▸ **TASK DIRECTIONS**: Return copies of the lines below that mention "name".

[[ SUPPLIED MATERIAL, beginning ]]

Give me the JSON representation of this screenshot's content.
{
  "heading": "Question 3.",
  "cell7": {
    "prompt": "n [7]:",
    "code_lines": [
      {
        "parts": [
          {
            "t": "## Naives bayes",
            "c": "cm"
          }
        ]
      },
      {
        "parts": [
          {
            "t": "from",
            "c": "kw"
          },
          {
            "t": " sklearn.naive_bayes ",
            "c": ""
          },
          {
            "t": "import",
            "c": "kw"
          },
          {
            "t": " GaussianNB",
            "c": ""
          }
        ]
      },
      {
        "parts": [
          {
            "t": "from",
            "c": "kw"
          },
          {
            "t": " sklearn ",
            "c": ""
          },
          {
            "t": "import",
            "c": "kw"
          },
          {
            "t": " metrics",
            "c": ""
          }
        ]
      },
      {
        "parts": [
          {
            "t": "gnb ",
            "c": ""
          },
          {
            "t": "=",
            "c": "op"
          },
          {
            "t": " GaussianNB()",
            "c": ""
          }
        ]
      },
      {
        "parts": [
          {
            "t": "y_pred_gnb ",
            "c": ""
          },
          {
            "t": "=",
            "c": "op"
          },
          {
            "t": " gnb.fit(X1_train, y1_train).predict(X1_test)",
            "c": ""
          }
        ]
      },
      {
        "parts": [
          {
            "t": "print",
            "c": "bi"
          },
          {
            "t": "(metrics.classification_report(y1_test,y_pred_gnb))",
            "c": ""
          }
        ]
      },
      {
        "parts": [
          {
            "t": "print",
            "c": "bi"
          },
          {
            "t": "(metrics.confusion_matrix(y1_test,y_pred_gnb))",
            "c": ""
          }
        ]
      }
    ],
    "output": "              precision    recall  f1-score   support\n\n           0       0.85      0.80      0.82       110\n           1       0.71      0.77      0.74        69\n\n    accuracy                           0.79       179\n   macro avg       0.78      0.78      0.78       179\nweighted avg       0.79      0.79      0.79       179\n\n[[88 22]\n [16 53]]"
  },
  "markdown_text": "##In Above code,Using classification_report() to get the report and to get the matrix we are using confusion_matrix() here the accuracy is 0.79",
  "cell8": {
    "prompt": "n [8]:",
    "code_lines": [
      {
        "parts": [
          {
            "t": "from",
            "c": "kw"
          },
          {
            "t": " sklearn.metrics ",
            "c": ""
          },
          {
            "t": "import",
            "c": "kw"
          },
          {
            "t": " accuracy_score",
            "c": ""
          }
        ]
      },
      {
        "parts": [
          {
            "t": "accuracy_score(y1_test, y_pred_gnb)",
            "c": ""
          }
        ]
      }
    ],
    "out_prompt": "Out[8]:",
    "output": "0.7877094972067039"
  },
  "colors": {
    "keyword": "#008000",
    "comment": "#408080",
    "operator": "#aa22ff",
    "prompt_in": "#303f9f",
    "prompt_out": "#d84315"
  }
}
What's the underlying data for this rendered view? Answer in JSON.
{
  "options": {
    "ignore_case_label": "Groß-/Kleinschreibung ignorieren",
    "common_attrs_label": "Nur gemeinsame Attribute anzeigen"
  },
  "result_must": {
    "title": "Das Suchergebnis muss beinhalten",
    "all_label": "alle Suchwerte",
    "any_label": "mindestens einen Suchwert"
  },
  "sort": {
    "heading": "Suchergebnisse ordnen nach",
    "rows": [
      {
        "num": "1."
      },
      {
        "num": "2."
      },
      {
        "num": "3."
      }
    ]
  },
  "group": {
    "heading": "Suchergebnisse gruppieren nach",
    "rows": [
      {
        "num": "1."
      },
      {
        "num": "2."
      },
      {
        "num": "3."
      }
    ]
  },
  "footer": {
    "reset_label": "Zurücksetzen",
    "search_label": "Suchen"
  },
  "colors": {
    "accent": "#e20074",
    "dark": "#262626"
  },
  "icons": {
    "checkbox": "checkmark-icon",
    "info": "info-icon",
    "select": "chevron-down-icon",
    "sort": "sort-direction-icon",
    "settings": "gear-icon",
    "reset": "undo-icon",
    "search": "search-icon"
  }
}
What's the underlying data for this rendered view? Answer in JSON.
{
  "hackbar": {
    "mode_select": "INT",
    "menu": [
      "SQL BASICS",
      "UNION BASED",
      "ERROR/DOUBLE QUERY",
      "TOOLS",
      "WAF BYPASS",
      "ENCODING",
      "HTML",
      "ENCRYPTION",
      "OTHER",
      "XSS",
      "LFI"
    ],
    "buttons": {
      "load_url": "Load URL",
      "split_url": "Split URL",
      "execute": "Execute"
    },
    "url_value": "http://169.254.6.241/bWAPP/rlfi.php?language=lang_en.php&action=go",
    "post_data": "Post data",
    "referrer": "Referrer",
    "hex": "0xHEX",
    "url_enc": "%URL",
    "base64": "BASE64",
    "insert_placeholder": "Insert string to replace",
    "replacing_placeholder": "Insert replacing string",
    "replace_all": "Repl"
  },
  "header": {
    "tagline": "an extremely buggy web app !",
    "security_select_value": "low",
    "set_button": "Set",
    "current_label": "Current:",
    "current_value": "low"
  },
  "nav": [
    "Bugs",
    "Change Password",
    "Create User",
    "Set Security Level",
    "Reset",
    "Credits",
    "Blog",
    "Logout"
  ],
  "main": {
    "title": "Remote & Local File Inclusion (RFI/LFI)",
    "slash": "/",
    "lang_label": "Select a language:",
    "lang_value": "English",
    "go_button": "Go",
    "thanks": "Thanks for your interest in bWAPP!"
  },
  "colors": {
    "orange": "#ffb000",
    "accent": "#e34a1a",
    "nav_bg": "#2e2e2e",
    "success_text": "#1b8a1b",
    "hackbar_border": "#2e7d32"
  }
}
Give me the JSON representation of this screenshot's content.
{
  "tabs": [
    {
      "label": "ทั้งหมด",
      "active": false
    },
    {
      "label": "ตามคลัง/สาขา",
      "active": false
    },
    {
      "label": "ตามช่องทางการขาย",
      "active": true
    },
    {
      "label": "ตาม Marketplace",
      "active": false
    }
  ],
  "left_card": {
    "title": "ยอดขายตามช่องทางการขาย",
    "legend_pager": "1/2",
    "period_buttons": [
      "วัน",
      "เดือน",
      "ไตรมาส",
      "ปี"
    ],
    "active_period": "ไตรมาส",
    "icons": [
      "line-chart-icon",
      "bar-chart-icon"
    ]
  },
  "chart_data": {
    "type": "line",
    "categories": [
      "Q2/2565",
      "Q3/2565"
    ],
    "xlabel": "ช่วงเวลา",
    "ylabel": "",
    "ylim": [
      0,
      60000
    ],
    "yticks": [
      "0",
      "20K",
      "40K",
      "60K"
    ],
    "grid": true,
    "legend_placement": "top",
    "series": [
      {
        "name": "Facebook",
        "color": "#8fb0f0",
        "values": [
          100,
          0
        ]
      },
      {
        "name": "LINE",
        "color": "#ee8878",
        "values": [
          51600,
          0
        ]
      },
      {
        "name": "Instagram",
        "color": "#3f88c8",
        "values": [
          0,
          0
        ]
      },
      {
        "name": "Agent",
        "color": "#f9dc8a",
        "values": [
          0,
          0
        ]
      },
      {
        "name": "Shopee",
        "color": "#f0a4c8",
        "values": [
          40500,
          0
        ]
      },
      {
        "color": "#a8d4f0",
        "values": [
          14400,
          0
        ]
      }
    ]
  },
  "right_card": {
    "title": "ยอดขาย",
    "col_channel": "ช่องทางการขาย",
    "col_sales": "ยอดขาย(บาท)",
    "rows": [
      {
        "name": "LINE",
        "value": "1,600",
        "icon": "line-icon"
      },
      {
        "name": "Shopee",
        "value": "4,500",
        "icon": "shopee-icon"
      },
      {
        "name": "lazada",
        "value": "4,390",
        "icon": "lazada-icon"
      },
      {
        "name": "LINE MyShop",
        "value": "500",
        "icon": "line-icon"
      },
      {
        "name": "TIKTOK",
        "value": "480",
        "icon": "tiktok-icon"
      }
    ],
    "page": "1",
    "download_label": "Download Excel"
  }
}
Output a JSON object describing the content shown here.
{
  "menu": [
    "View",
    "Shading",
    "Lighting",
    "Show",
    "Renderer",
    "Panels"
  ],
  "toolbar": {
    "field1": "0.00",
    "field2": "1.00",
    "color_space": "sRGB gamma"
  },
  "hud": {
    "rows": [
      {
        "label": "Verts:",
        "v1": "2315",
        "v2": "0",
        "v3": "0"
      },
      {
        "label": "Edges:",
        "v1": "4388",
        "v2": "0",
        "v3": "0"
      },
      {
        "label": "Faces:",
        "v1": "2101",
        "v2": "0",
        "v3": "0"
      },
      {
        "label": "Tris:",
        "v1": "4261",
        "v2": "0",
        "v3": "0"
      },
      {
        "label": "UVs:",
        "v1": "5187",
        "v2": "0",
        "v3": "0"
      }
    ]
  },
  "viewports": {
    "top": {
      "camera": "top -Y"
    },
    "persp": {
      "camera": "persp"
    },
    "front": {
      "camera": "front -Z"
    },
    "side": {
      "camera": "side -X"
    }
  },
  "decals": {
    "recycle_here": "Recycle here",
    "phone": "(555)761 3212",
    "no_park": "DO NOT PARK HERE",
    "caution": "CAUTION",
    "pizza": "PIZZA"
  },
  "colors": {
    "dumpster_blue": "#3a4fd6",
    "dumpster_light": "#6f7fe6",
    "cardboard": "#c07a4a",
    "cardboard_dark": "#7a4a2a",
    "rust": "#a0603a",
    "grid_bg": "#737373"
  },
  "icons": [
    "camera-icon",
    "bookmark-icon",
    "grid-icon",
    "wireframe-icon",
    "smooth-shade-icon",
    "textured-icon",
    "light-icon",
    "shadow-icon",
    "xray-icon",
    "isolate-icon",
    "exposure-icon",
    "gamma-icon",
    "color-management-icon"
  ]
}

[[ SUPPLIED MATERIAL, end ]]

▸ **EXPECTED ANSWER**:
        "name": "Facebook",
        "name": "LINE",
        "name": "Instagram",
        "name": "Agent",
        "name": "Shopee",
        "name": "LINE",
        "name": "Shopee",
        "name": "lazada",
        "name": "LINE MyShop",
        "name": "TIKTOK",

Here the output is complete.